> _Input for this task_
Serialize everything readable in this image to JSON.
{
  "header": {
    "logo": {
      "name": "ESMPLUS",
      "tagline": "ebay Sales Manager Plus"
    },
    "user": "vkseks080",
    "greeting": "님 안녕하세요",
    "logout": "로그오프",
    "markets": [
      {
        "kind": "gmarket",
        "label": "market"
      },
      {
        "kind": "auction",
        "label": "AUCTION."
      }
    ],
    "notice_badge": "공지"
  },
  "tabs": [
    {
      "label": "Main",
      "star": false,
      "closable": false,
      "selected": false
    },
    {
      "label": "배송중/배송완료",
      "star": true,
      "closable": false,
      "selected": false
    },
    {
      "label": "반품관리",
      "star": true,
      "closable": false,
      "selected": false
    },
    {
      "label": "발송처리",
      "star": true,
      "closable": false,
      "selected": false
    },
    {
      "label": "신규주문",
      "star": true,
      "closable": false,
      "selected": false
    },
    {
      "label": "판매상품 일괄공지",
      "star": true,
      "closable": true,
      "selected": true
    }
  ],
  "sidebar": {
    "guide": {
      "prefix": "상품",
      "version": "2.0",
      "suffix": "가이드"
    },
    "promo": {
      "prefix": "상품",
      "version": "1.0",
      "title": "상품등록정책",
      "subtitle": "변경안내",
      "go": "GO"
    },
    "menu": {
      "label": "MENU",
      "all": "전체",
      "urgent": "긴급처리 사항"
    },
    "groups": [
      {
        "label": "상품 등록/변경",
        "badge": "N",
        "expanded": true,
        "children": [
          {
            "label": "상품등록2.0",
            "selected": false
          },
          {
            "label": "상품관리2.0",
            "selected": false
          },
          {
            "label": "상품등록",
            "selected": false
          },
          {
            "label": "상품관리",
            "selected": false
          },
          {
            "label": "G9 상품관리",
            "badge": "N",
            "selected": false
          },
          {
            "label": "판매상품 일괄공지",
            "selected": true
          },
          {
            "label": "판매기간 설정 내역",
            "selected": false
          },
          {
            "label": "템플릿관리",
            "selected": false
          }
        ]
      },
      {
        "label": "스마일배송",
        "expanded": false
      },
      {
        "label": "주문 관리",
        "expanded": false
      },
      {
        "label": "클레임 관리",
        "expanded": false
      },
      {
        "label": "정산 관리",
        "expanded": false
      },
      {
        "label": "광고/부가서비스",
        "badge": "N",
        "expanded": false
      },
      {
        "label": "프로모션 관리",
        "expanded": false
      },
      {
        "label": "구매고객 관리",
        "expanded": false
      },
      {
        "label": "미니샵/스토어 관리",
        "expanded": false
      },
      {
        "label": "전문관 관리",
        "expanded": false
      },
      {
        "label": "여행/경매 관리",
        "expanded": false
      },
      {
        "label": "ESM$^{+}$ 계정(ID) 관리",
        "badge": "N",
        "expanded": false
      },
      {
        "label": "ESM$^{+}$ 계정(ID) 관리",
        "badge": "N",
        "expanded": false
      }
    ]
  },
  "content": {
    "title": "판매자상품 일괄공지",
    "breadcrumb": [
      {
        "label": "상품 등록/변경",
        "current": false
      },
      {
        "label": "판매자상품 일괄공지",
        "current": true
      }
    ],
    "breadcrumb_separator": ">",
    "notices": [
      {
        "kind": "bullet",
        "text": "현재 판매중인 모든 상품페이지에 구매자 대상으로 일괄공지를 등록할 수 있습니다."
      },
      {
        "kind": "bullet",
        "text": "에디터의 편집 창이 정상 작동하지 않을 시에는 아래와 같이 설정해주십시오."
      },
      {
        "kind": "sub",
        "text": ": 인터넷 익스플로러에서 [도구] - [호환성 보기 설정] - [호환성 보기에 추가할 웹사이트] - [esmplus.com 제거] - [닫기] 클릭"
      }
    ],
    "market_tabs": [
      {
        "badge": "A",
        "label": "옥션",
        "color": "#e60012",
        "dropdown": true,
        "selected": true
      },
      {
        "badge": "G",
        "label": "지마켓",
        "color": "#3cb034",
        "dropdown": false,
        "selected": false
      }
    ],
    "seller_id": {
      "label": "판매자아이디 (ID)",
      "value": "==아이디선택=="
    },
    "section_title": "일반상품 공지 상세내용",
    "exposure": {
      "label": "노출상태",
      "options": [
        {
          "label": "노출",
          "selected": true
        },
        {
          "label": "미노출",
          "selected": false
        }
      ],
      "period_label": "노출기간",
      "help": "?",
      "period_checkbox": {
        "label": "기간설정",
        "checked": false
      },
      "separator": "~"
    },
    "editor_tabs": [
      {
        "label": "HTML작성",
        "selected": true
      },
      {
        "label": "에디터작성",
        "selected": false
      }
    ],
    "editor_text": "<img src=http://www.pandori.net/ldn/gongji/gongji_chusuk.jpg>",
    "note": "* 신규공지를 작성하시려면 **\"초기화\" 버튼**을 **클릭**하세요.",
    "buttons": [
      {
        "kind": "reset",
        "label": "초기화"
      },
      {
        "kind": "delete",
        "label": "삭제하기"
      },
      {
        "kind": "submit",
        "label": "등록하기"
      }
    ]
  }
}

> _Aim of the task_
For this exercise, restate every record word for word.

> _Answer space_
Serialize everything readable in this image to JSON.
{
  "header": {
    "logo": {
      "name": "ESMPLUS",
      "tagline": "ebay Sales Manager Plus"
    },
    "user": "vkseks080",
    "greeting": "님 안녕하세요",
    "logout": "로그오프",
    "markets": [
      {
        "kind": "gmarket",
        "label": "market"
      },
      {
        "kind": "auction",
        "label": "AUCTION."
      }
    ],
    "notice_badge": "공지"
  },
  "tabs": [
    {
      "label": "Main",
      "star": false,
      "closable": false,
      "selected": false
    },
    {
      "label": "배송중/배송완료",
      "star": true,
      "closable": false,
      "selected": false
    },
    {
      "label": "반품관리",
      "star": true,
      "closable": false,
      "selected": false
    },
    {
      "label": "발송처리",
      "star": true,
      "closable": false,
      "selected": false
    },
    {
      "label": "신규주문",
      "star": true,
      "closable": false,
      "selected": false
    },
    {
      "label": "판매상품 일괄공지",
      "star": true,
      "closable": true,
      "selected": true
    }
  ],
  "sidebar": {
    "guide": {
      "prefix": "상품",
      "version": "2.0",
      "suffix": "가이드"
    },
    "promo": {
      "prefix": "상품",
      "version": "1.0",
      "title": "상품등록정책",
      "subtitle": "변경안내",
      "go": "GO"
    },
    "menu": {
      "label": "MENU",
      "all": "전체",
      "urgent": "긴급처리 사항"
    },
    "groups": [
      {
        "label": "상품 등록/변경",
        "badge": "N",
        "expanded": true,
        "children": [
          {
            "label": "상품등록2.0",
            "selected": false
          },
          {
            "label": "상품관리2.0",
            "selected": false
          },
          {
            "label": "상품등록",
            "selected": false
          },
          {
            "label": "상품관리",
            "selected": false
          },
          {
            "label": "G9 상품관리",
            "badge": "N",
            "selected": false
          },
          {
            "label": "판매상품 일괄공지",
            "selected": true
          },
          {
            "label": "판매기간 설정 내역",
            "selected": false
          },
          {
            "label": "템플릿관리",
            "selected": false
          }
        ]
      },
      {
        "label": "스마일배송",
        "expanded": false
      },
      {
        "label": "주문 관리",
        "expanded": false
      },
      {
        "label": "클레임 관리",
        "expanded": false
      },
      {
        "label": "정산 관리",
        "expanded": false
      },
      {
        "label": "광고/부가서비스",
        "badge": "N",
        "expanded": false
      },
      {
        "label": "프로모션 관리",
        "expanded": false
      },
      {
        "label": "구매고객 관리",
        "expanded": false
      },
      {
        "label": "미니샵/스토어 관리",
        "expanded": false
      },
      {
        "label": "전문관 관리",
        "expanded": false
      },
      {
        "label": "여행/경매 관리",
        "expanded": false
      },
      {
        "label": "ESM$^{+}$ 계정(ID) 관리",
        "badge": "N",
        "expanded": false
      },
      {
        "label": "ESM$^{+}$ 계정(ID) 관리",
        "badge": "N",
        "expanded": false
      }
    ]
  },
  "content": {
    "title": "판매자상품 일괄공지",
    "breadcrumb": [
      {
        "label": "상품 등록/변경",
        "current": false
      },
      {
        "label": "판매자상품 일괄공지",
        "current": true
      }
    ],
    "breadcrumb_separator": ">",
    "notices": [
      {
        "kind": "bullet",
        "text": "현재 판매중인 모든 상품페이지에 구매자 대상으로 일괄공지를 등록할 수 있습니다."
      },
      {
        "kind": "bullet",
        "text": "에디터의 편집 창이 정상 작동하지 않을 시에는 아래와 같이 설정해주십시오."
      },
      {
        "kind": "sub",
        "text": ": 인터넷 익스플로러에서 [도구] - [호환성 보기 설정] - [호환성 보기에 추가할 웹사이트] - [esmplus.com 제거] - [닫기] 클릭"
      }
    ],
    "market_tabs": [
      {
        "badge": "A",
        "label": "옥션",
        "color": "#e60012",
        "dropdown": true,
        "selected": true
      },
      {
        "badge": "G",
        "label": "지마켓",
        "color": "#3cb034",
        "dropdown": false,
        "selected": false
      }
    ],
    "seller_id": {
      "label": "판매자아이디 (ID)",
      "value": "==아이디선택=="
    },
    "section_title": "일반상품 공지 상세내용",
    "exposure": {
      "label": "노출상태",
      "options": [
        {
          "label": "노출",
          "selected": true
        },
        {
          "label": "미노출",
          "selected": false
        }
      ],
      "period_label": "노출기간",
      "help": "?",
      "period_checkbox": {
        "label": "기간설정",
        "checked": false
      },
      "separator": "~"
    },
    "editor_tabs": [
      {
        "label": "HTML작성",
        "selected": true
      },
      {
        "label": "에디터작성",
        "selected": false
      }
    ],
    "editor_text": "<img src=http://www.pandori.net/ldn/gongji/gongji_chusuk.jpg>",
    "note": "* 신규공지를 작성하시려면 **\"초기화\" 버튼**을 **클릭**하세요.",
    "buttons": [
      {
        "kind": "reset",
        "label": "초기화"
      },
      {
        "kind": "delete",
        "label": "삭제하기"
      },
      {
        "kind": "submit",
        "label": "등록하기"
      }
    ]
  }
}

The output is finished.